Woke Up On the Wrong Side of the Bed? Here's How to Not Let It Ruin Your DayDec. 2, 2021 - Katie McCallum
Your feet haven't even touched the floor but you're already dreading the day ahead of you, completely sure that everything and everyone will be irritating.
Some might say you woke up on the "wrong side of the bed."
Once you do get out of bed, there's barely any hot water during your shower. All of your good outfits are in the laundry hamper. Your dog takes forever to go to the bathroom. We won't even address the traffic you have to deal with on your commute. And when you do finally get to the office, it's later than you wanted and you have more work to do than you have time.
Just as you expected, today is not your day.
But does it have to be this way?

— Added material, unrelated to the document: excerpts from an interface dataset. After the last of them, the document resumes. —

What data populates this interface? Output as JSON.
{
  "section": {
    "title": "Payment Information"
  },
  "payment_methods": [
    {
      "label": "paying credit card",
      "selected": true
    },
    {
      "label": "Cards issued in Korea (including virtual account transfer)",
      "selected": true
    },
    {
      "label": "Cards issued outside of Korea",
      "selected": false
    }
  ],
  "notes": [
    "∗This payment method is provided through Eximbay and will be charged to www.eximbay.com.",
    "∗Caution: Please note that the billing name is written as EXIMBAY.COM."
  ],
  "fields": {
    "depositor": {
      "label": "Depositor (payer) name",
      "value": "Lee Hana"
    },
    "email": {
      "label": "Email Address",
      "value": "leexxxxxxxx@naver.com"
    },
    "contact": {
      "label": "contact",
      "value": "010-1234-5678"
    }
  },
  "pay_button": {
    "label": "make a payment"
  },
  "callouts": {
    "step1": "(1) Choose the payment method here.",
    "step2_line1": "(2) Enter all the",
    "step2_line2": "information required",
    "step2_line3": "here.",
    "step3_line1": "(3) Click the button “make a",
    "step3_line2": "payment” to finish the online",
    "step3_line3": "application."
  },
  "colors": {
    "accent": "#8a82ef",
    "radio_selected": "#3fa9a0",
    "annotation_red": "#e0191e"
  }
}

What does waking up on the wrong side of the bed even mean?
You haven't started your day yet, so what could possibly have you in a bad mood already? Poor sleep? Going to bed upset?
"Your mood tends to mirror the underlying thoughts, feelings, and conflicts you are experiencing, and there's not always an obvious cause of a particular mood," says Dr. J. Christopher Fowler, director of professional wellness at Houston Methodist.
Waking up in a poor mood can be a great example of this. Sure, a night of fitful slumber can affect your morning mood, just as experiencing conflict before bed can negatively affect your sleep, too.
But waking up on the wrong side of the bed might be caused by something that hasn't even happened yet.
"We often think of stress as reactionary — something we feel after a challenging or uncomfortable situation," explains Dr. Fowler. "But stress can manifest in many ways. For instance, anticipation of stress can itself be stressful. This is called anticipatory stress."
If your first thought upon waking up is about how stressful your day is going to be, you're essentially predetermining your reaction to it — regardless of whether or not what you're worried about even ends up happening.
"Forecasting stress can also affect your overall mood, since it takes up mental bandwidth you need to tackle the everyday stressors you are actually sure to face, like traffic or juggling your busy schedule," says Dr. Fowler.
This means that the mood you wake up in can linger all day if you let it, affecting your mindset toward everyone and everything around you.
"Additionally, studies show that waking up feeling stressed about your day can negatively impact your performance, particularly how you learn and retain information," says Dr. Fowler.
Woke up on the wrong side of the bed? Here are five tips to not let it ruin your day
"The good news is that we can disrupt a negative mood and outlook," says Dr. Fowler. "Waking up in a poor mood doesn't mean you're destined to have a bad day."
There are absolutely things you can do to improve your mood. If you wake up on the wrong side of the bed, here are five tips for not letting it derail your day:
1. Plan for a good day
Stressful events and situations are a certainty in life, but you don't have to wait for the world to happen to you.
"Thinking critically about how best to approach what's very likely to come your way can help you feel more in control of a challenging situation as it approaches," says Dr. Fowler. "This can help you avoid any last minute panic that can lead to starting your day in a poor mood."
If that anticipatory stress still hits, as it sometimes will, remind yourself that you've got a plan.
2. Know the difference between problem solving and overthinking
There's a difference between preparing yourself to face potential challenges and overthinking to an unproductive extent.
"If you live out the day's stressful possibilities in your head as soon as you wake up — especially if you're doing so without the intention of solving a problem or enacting a solution — the unnecessary stress this causes can affect your overall mood," says Dr. Fowler.
The next time you catch yourself imagining the worst-case scenario, fight back against overthinking.
3. Reframe your negative thoughts
"You can't always control how stressful life gets, but you can focus on the up-side of events," says Dr. Fowler.
Consider how you might be able to reframe something about which you're apprehensive — like a tough meeting — into something more positive or empowering. For example: This meeting could be challenging, but I'm well-prepared and proud of the work I put into this plan.
Another way to ward off intrusive thoughts is to take steps to quiet your mind. Deep breathing exercises or meditation can help you achieve this.
"Gratitude can be an antidote to negative thinking," says Dr. Fowler. "If we identify three things we are grateful for, we can shrink negativity."
4. Pinpoint the source of your dread
Ask yourself what exactly it is you're not looking forward to and whether you can pivot your thoughts toward a fruitful decision or solution.
"If your thought pattern can't be made more constructive, the situation may simply be out of your control — whether that's because it may never happen or just can't be changed," says Dr. Fowler. "Beware of fixating on things you can't control and work towards letting them go."
5. Make time for self care
"One of the best ways to deal with stress, even anticipatory stress, is to slow down and set aside time to recharge," says Dr. Fowler. "This can help you reduce stress and prevent you from repeating the draining experience of focusing on something that hasn't happened yet again in the future."
Here are a few things you can do to help fight stress:
- Exercise regularly
- Eat a health diet
- Connect with others
- Set aside "me" time
- Enjoy a hobby